Analog TV Tuners — How We Test


As a compliment to our upcoming ATSC/NTSC combo round up I wanted to share how I test the TV tuners. Read on for the nitty gritty.

To be objective about our testing we have a group of still images, most of them are industry standard test patterns. These are compiled onto a DVD video disc and played back on a standard DVD player using the various outputs of the DVD player into the matching input on the TV capture card. For the tuner input we have to rely on a less then perfect method; we feed the video output of the DVD player into an RF modulator so it can fed via coax into the analog tuner. This process downgrades the image, this is most evident in the slight blurring/softness and a slight darkening of the image. It does however give a rough idea of the quality and most importantly allows us to feed it the test images for consistancy, some of the issues we look for aren't going to be effected by the RF modulator such as comb filtering artifacts.

These images are captured at 640×480 (essentially TV resolution). I use SageTV for its' highly flexible nature, it can be configured for multiple capture cards and with mulitple inputs differently, the configuration process is flexable and quick.

The images


This is a very common resolution chart used on various diagnostic DVDs and industry equipment. The things to look for here are that the fine lines are properly captured, and when using composite video (or the tuner) that there aren't any rainbow (moiré) patterns in the fine lines.

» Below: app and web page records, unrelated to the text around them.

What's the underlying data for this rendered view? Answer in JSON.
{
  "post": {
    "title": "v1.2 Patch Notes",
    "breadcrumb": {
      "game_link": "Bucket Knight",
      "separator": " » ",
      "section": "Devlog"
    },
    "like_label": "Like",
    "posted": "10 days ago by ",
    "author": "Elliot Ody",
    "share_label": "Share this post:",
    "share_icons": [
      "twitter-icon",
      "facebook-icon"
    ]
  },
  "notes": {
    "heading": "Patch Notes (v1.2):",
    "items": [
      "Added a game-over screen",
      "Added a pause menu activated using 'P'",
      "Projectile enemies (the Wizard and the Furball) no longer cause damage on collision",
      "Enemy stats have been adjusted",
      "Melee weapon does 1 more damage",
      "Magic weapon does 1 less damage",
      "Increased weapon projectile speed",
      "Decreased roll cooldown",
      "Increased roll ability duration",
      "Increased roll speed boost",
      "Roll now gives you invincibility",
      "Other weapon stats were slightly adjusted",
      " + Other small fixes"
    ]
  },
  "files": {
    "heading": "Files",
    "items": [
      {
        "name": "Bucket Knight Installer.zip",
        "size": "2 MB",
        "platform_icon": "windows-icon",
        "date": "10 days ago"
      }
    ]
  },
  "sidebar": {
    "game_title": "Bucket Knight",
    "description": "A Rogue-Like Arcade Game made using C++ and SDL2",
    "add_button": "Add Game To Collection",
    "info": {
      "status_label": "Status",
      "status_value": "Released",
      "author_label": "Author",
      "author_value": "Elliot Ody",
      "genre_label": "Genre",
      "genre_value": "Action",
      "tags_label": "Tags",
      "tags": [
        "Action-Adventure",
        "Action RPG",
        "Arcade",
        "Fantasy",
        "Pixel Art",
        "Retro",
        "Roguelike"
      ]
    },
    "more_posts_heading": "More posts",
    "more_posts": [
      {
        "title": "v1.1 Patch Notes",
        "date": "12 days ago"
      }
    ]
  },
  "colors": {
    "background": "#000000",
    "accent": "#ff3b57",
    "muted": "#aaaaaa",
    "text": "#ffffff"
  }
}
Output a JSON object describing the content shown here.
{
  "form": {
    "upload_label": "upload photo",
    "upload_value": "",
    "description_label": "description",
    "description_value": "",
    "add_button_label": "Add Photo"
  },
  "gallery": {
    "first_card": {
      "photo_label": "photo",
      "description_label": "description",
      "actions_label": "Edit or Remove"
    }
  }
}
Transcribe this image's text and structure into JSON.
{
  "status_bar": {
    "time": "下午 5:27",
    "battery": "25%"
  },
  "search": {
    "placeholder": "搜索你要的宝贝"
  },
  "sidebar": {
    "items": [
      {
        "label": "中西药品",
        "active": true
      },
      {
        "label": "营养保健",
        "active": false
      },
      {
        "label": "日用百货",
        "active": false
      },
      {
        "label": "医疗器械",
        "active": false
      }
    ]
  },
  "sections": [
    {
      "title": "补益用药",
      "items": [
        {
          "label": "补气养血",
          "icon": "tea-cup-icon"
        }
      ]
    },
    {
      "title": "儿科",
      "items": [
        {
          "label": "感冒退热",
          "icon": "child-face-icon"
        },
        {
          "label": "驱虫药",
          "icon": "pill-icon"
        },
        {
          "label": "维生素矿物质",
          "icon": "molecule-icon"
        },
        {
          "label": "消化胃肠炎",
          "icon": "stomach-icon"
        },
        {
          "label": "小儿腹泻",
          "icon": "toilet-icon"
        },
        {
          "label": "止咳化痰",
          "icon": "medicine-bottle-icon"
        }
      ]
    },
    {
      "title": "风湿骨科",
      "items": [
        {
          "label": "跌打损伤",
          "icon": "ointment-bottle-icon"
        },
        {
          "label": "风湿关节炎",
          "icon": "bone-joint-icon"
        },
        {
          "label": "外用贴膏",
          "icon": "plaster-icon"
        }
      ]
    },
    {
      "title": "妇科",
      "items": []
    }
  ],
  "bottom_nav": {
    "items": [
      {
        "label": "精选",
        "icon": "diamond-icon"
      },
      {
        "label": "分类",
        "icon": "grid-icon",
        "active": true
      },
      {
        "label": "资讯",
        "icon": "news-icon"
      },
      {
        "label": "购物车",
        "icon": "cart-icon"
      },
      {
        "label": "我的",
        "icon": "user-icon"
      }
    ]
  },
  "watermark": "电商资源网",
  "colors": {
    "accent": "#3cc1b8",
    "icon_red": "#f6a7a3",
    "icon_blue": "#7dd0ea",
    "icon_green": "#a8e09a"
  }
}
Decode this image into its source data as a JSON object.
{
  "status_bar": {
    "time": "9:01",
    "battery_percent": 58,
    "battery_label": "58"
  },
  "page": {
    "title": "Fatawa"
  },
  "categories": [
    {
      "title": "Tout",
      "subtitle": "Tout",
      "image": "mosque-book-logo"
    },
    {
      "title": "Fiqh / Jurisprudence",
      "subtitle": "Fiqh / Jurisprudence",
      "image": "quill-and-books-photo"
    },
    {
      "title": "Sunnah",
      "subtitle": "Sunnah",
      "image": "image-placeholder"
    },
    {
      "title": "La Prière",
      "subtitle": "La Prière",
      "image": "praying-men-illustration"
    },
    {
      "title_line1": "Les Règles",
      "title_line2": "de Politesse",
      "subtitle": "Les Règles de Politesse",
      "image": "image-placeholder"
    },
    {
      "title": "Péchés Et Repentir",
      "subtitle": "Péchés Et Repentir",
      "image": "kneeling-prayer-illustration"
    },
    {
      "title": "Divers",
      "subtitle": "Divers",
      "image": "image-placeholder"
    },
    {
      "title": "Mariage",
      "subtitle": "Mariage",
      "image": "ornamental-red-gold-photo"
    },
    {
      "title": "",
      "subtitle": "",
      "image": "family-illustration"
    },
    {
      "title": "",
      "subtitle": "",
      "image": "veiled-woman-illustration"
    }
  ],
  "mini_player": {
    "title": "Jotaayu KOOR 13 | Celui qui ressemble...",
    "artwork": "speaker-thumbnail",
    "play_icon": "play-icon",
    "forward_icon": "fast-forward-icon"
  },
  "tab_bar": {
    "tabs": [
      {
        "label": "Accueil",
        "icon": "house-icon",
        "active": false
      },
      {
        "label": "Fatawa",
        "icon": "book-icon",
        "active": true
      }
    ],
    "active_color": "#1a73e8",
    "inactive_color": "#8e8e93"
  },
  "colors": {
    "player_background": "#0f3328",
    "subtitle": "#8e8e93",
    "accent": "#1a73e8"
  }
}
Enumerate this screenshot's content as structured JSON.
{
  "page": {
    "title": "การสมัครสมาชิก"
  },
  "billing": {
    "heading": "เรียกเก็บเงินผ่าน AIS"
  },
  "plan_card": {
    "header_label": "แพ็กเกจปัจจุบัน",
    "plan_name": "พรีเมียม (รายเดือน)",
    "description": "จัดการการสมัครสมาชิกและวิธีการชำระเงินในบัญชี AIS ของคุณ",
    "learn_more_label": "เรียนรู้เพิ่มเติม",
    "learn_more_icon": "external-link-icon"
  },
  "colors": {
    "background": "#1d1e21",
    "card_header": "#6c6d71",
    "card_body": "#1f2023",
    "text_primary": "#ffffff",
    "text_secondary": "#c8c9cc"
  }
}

Click here to see an example of the chart being captured poorly.

 NTSC Resolution Chart  

This is a test to make sure nothing odd is going on with the capture card: The bars should be clear and of course the proper colors. This chart also provides a nice test to check and see if any informating is being clipped (lost); In the bottom right-hand corner there are near black lines which can some times be omitted by poorly written TV capture card drivers.

Click herefor an example fo the poor black levels.

 Color Bars  
 m780_graybars_s_small.jpg Again this is more of a basic diagnostic to make sure that a card isn't clipping anything. The bars should ramp smoothly from black to white.
 Grayscale Ramp  

This is an actual picture rather then a test chart. The billboard is generally quite a torture test as the bright white combined with diagonal lines means that loss of the fine lines will be a clear sign that something is wrong. These fine lines are also a torture test for composite video, because if image isn't being processed with a comb filter properly the lines will produce some ugly moiré.

Click here to see an example of the errors.

 Piccadilly Circus Billboard  

A note to readers who followed us over from
These same basic test patterns we're used for HTPCnews reviews, however they aren't perfectly comparable. The Resolution test pattern was changed out to a corrected version (the old one had some details missing in the center region). Most importantly the older tests were done with a rather crude method of making a Super Video CD of images, which falls short of full NTSC resolution. The new tests I've performed for Missing Remote are from a DVD Video of the images which allows the full resolution of NTSC (720×480) to be utilized.